* [RECORDS]:
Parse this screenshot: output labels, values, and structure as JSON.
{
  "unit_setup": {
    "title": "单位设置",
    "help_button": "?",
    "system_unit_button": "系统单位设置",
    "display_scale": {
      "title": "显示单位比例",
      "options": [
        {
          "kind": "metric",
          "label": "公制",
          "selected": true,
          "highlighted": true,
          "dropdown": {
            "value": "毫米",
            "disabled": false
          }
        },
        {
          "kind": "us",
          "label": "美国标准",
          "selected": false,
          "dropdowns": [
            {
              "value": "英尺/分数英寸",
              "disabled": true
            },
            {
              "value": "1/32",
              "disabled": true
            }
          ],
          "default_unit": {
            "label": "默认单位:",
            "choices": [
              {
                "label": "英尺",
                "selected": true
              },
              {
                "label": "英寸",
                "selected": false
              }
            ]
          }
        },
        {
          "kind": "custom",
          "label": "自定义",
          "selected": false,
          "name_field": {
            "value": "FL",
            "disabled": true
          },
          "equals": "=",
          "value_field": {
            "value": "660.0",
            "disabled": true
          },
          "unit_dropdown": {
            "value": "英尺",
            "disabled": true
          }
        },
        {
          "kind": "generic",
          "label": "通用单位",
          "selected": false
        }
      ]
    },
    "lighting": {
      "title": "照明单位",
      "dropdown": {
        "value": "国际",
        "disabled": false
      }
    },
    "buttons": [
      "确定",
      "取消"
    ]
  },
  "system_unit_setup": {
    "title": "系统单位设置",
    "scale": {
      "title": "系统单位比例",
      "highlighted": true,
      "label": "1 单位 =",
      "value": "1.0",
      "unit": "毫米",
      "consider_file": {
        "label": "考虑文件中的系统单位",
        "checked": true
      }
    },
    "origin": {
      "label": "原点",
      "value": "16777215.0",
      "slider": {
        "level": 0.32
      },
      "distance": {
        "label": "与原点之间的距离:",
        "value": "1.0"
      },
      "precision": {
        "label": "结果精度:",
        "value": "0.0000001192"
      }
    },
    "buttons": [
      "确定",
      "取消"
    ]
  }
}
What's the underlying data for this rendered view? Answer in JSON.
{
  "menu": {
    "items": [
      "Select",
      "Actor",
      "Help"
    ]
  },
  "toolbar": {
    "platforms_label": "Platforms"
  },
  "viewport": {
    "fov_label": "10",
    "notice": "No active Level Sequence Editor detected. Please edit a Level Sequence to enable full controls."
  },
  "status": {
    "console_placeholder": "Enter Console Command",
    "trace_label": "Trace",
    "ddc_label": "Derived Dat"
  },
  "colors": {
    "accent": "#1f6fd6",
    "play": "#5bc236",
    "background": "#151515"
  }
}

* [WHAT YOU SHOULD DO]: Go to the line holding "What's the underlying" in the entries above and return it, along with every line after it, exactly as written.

* [RESPONSE BELOW]:
What's the underlying data for this rendered view? Answer in JSON.
{
  "menu": {
    "items": [
      "Select",
      "Actor",
      "Help"
    ]
  },
  "toolbar": {
    "platforms_label": "Platforms"
  },
  "viewport": {
    "fov_label": "10",
    "notice": "No active Level Sequence Editor detected. Please edit a Level Sequence to enable full controls."
  },
  "status": {
    "console_placeholder": "Enter Console Command",
    "trace_label": "Trace",
    "ddc_label": "Derived Dat"
  },
  "colors": {
    "accent": "#1f6fd6",
    "play": "#5bc236",
    "background": "#151515"
  }
}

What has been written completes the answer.